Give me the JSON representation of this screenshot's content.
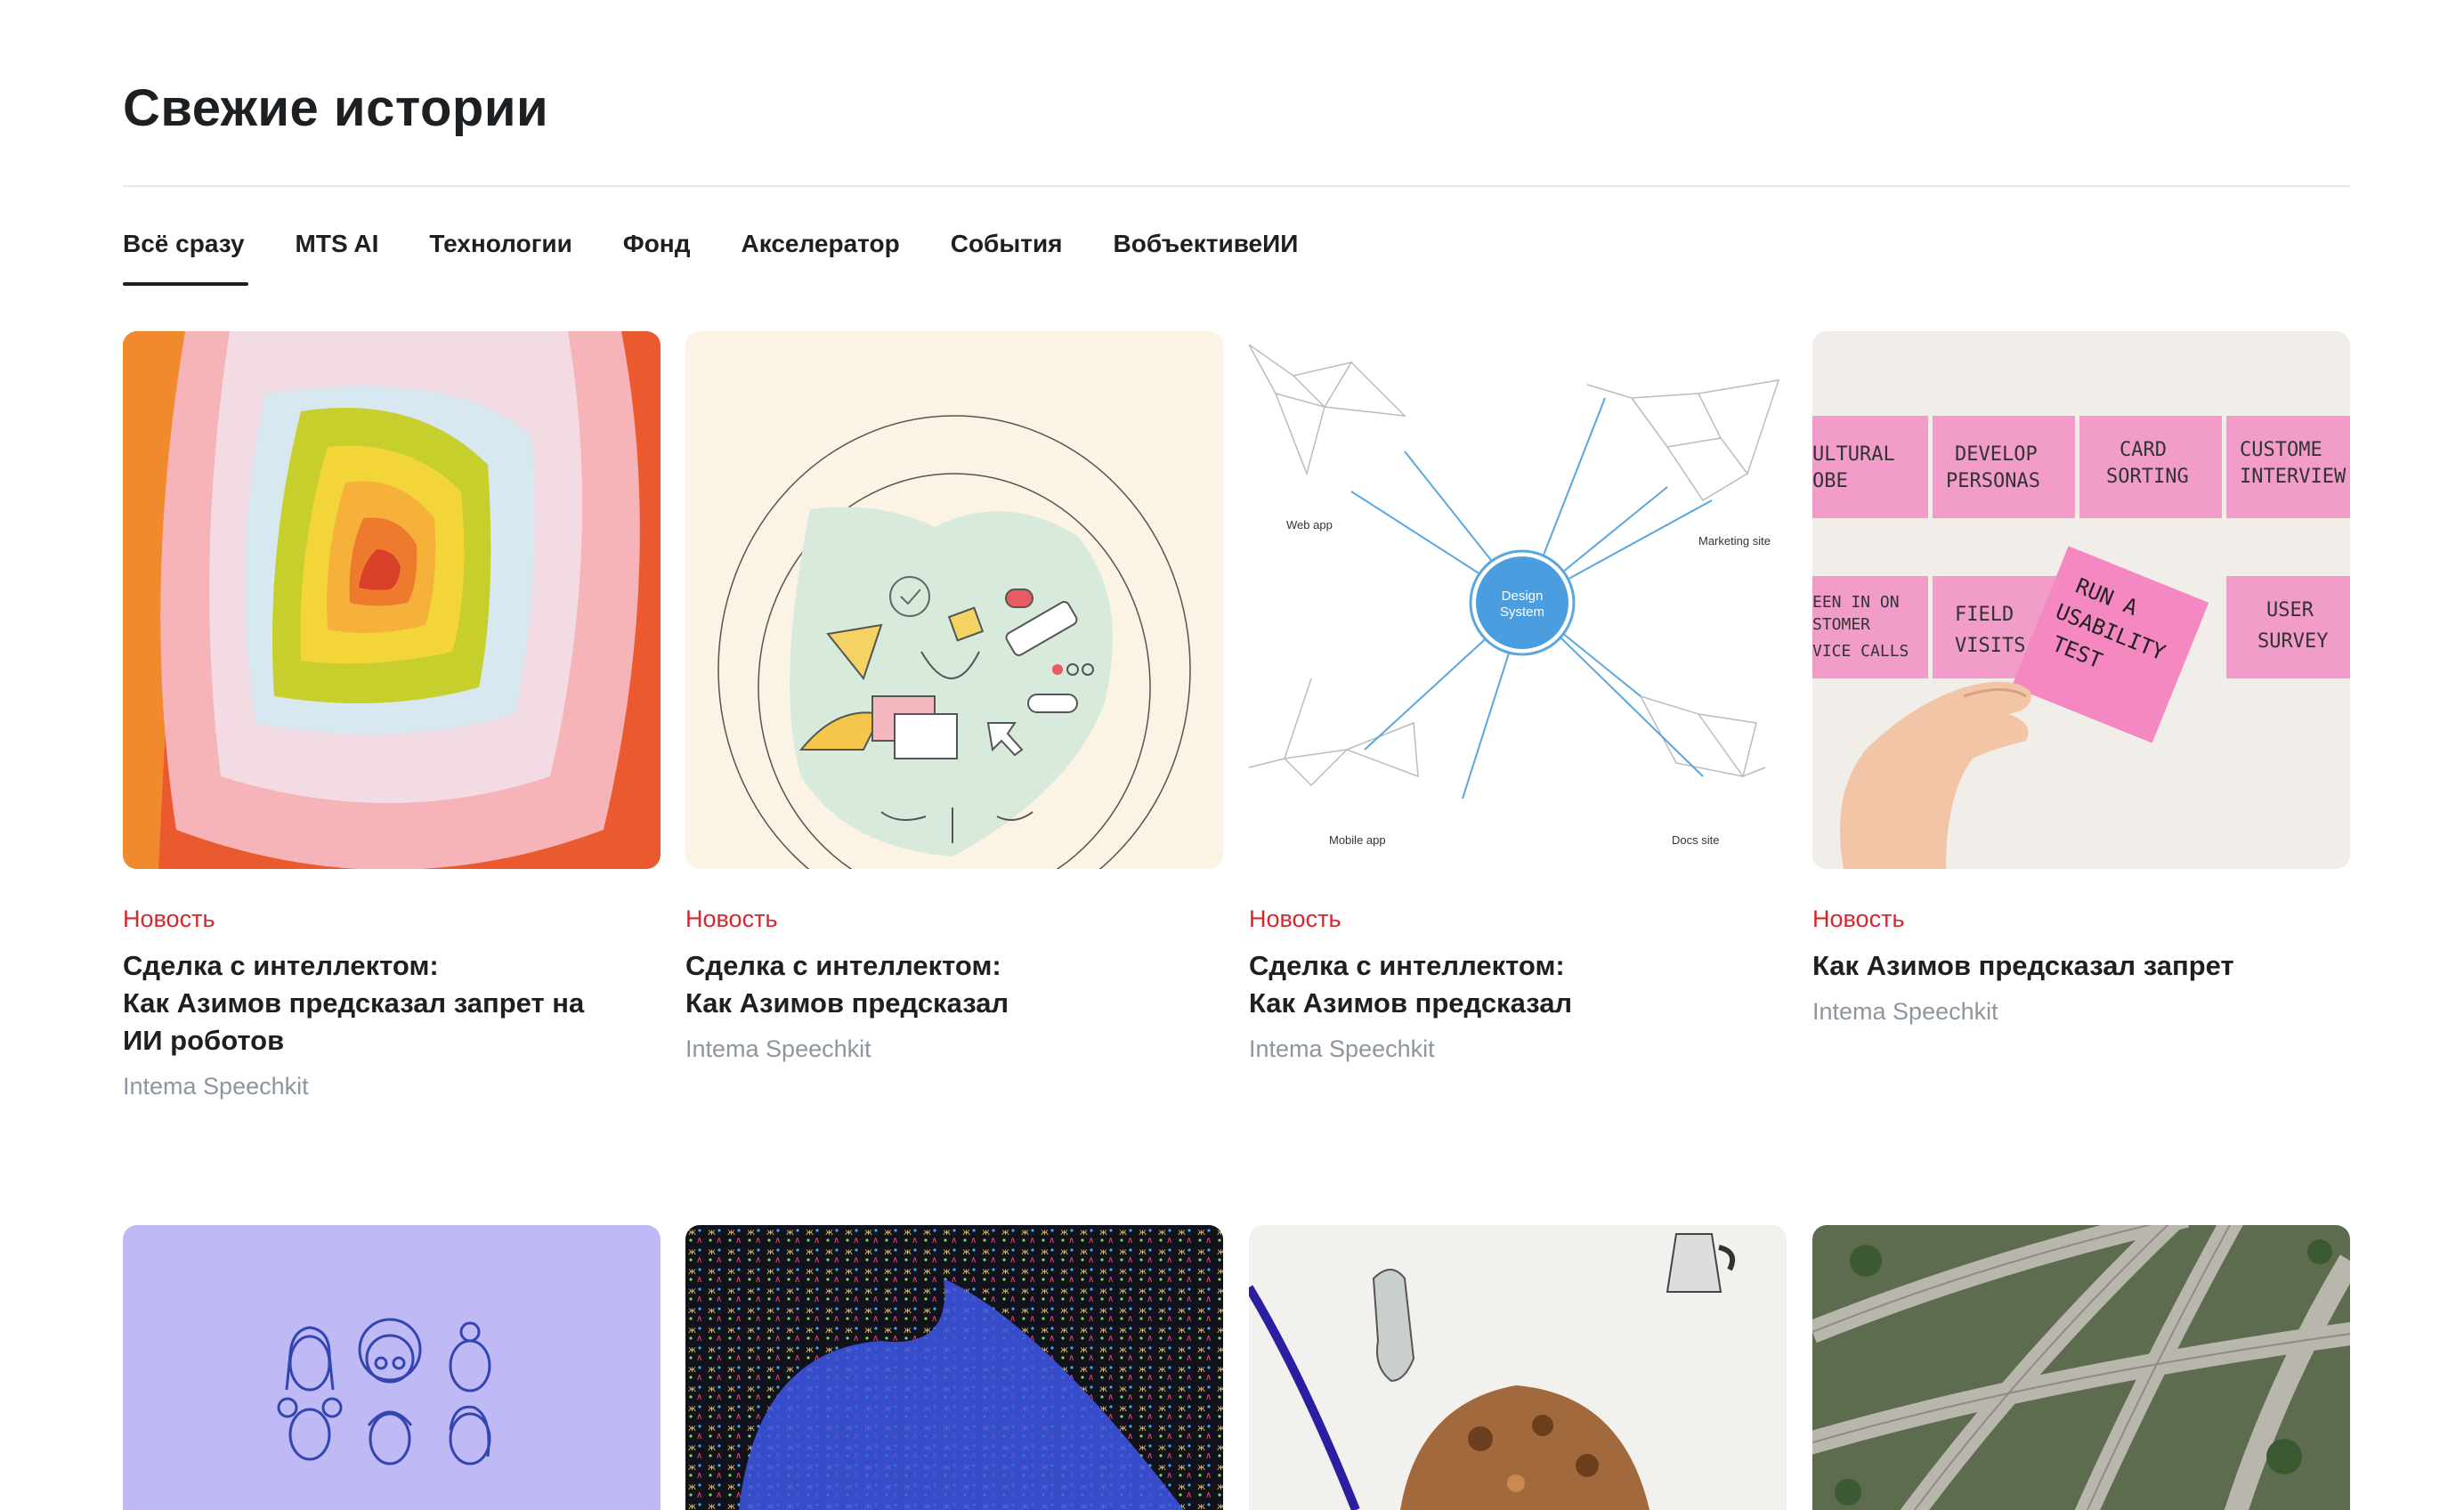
{
  "page": {
    "title": "Свежие истории"
  },
  "tabs": [
    {
      "label": "Всё сразу",
      "active": true
    },
    {
      "label": "MTS AI",
      "active": false
    },
    {
      "label": "Технологии",
      "active": false
    },
    {
      "label": "Фонд",
      "active": false
    },
    {
      "label": "Акселератор",
      "active": false
    },
    {
      "label": "События",
      "active": false
    },
    {
      "label": "ВобъективеИИ",
      "active": false
    }
  ],
  "cards": [
    {
      "tag": "Новость",
      "title": "Сделка с интеллектом:\nКак Азимов предсказал запрет на\nИИ роботов",
      "author": "Intema Speechkit",
      "image": "abstract-concentric-shapes"
    },
    {
      "tag": "Новость",
      "title": "Сделка с интеллектом:\nКак Азимов предсказал",
      "author": "Intema Speechkit",
      "image": "design-tools-illustration"
    },
    {
      "tag": "Новость",
      "title": "Сделка с интеллектом:\nКак Азимов предсказал",
      "author": "Intema Speechkit",
      "image": "design-system-network",
      "image_labels": {
        "center": [
          "Design",
          "System"
        ],
        "web": "Web app",
        "marketing": "Marketing site",
        "mobile": "Mobile app",
        "docs": "Docs site"
      }
    },
    {
      "tag": "Новость",
      "title": "Как Азимов предсказал запрет",
      "author": "Intema Speechkit",
      "image": "sticky-notes-photo",
      "image_labels": {
        "n1": [
          "ULTURAL",
          "OBE"
        ],
        "n2": [
          "DEVELOP",
          "PERSONAS"
        ],
        "n3": [
          "CARD",
          "SORTING"
        ],
        "n4": [
          "CUSTOME",
          "INTERVIEW"
        ],
        "n5": [
          "EEN IN ON",
          "STOMER",
          "VICE CALLS"
        ],
        "n6": [
          "FIELD",
          "VISITS"
        ],
        "n7": [
          "USER",
          "SURVEY"
        ],
        "n8": [
          "RUN A",
          "USABILITY",
          "TEST"
        ]
      }
    },
    {
      "image": "faces-illustration"
    },
    {
      "image": "pattern-blue-shape"
    },
    {
      "image": "cookie-illustration"
    },
    {
      "image": "highway-aerial-photo"
    }
  ],
  "colors": {
    "accent_tag": "#d7262e",
    "text_primary": "#1d2023",
    "text_secondary": "#8d969f",
    "divider": "#e6e8eb"
  }
}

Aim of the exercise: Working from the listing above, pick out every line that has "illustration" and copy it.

Completed task:
      "image": "design-tools-illustration"
      "image": "faces-illustration"
      "image": "cookie-illustration"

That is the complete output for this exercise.